### How to complete this task
Whenever a line below includes "number", add it to the tally, then give the total and nothing more.

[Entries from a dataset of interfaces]

◆ ◆ ◆ ◆ ◆ ◆ ◆

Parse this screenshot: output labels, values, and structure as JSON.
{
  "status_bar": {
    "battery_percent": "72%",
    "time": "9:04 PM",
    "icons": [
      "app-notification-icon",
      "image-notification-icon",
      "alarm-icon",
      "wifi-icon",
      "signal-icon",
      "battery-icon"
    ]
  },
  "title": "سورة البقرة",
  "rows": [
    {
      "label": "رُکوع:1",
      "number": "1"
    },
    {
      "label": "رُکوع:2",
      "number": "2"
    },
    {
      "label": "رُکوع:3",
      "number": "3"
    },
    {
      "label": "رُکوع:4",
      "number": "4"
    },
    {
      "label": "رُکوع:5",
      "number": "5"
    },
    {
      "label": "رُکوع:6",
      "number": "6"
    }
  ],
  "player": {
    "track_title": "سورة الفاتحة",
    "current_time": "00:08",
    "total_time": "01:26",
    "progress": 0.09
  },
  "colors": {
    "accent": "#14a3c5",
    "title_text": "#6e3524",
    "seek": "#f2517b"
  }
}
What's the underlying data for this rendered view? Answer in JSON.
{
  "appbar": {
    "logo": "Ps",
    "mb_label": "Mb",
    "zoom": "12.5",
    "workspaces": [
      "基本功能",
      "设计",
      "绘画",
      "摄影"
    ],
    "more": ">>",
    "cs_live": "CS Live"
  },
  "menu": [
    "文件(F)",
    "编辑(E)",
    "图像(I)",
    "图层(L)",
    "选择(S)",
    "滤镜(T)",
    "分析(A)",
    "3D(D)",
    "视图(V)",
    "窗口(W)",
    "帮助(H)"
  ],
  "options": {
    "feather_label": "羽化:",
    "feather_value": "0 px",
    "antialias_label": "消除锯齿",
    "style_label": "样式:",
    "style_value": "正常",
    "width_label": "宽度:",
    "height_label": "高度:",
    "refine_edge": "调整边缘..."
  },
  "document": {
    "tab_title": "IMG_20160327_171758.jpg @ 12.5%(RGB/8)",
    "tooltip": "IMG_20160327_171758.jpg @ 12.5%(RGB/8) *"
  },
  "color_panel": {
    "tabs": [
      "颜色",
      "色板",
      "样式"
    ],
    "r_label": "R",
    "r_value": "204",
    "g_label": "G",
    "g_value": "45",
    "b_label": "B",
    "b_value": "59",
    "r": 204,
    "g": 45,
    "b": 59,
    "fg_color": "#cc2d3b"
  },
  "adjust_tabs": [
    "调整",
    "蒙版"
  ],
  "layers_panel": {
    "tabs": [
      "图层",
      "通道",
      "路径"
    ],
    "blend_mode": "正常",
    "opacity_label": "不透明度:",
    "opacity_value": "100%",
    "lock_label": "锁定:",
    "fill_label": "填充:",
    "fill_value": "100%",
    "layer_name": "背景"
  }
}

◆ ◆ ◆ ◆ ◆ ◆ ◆

### Task answer
6